DESCRIPTION OF THE TASK | Number of lines with the string "Auditing" in the entries below: report it, and nothing besides.

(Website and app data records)
=-=-=-=-=

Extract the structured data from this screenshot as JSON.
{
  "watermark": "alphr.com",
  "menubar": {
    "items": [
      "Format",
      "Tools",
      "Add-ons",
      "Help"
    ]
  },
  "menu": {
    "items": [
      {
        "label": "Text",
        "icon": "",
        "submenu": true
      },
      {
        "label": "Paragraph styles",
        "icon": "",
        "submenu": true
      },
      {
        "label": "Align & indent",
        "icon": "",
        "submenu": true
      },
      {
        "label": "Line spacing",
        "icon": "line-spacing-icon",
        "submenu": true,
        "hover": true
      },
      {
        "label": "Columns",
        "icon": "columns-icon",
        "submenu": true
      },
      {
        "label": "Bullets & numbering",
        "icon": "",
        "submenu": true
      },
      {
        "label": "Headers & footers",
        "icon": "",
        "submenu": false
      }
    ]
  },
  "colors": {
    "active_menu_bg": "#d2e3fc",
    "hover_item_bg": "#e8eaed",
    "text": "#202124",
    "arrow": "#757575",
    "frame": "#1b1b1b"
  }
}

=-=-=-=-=

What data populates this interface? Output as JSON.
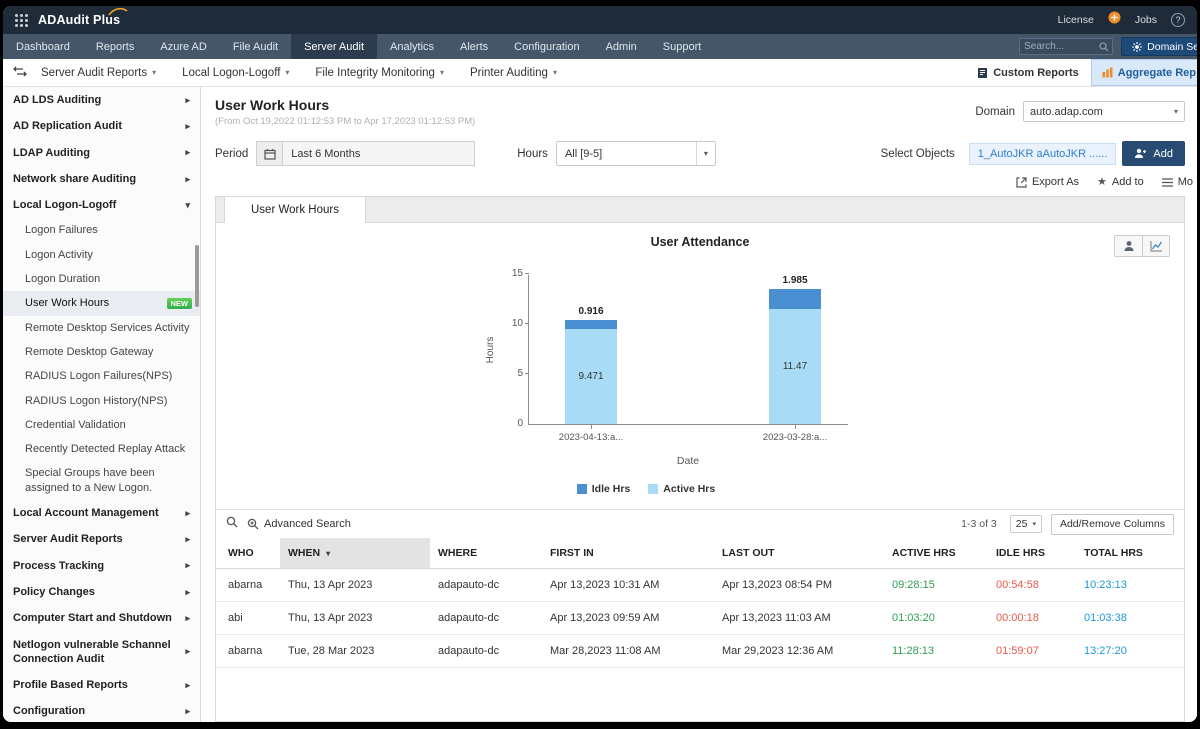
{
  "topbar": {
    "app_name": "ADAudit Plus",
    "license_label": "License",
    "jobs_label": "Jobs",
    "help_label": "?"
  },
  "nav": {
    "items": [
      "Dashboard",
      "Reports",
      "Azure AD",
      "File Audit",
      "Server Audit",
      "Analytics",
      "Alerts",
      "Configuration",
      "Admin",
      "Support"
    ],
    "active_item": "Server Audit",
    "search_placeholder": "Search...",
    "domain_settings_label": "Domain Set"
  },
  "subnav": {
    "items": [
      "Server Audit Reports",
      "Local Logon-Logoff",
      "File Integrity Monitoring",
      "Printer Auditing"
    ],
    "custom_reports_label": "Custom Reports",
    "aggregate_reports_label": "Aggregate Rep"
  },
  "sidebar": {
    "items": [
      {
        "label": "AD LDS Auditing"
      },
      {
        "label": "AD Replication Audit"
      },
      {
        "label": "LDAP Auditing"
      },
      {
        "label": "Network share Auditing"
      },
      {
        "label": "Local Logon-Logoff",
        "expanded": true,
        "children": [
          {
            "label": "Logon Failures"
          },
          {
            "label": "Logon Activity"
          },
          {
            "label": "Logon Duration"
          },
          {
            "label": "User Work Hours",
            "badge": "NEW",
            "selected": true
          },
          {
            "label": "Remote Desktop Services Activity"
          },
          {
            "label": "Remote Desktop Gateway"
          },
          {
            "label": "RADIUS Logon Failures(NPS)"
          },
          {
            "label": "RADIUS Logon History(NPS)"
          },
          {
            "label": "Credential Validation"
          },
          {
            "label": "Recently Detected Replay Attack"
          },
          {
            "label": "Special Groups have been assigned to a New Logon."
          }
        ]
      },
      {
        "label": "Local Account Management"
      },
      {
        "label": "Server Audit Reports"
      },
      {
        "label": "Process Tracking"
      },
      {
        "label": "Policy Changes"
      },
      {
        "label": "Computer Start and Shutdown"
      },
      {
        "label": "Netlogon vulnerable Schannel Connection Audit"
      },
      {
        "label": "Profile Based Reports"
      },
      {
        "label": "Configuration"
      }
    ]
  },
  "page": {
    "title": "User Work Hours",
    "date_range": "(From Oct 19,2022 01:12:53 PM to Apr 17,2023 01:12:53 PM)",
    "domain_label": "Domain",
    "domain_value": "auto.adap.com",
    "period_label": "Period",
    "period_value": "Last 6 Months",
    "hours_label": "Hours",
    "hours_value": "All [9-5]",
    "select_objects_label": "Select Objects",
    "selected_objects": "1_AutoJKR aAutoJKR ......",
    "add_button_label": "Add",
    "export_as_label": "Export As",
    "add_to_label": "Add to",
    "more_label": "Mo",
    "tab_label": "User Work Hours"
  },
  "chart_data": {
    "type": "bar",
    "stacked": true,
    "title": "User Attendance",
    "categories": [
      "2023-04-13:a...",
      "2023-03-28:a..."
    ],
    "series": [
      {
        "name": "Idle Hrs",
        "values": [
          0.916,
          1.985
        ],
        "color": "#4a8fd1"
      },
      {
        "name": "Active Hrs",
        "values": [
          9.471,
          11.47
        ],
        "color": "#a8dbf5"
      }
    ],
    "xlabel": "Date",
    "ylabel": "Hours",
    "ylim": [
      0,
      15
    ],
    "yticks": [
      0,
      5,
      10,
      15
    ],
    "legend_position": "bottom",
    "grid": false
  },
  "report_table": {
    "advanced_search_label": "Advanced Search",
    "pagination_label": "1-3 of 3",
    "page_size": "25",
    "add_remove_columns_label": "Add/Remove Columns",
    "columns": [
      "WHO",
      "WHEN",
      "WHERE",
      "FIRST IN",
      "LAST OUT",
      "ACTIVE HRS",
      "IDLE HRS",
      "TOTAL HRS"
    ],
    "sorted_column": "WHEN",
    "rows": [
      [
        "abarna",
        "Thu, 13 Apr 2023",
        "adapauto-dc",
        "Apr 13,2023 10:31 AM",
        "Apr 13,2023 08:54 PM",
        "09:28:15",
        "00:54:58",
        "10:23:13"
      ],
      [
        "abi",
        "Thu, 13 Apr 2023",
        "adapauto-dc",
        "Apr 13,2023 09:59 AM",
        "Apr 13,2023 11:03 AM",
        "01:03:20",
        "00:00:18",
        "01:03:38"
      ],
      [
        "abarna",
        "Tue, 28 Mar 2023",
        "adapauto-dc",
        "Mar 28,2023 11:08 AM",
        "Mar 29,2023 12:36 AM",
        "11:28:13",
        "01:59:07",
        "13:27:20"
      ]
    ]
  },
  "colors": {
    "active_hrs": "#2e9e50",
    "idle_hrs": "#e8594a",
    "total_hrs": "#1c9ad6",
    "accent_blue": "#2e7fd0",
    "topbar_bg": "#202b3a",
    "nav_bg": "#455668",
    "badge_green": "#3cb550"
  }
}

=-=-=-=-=

FINISHED EXERCISE | 4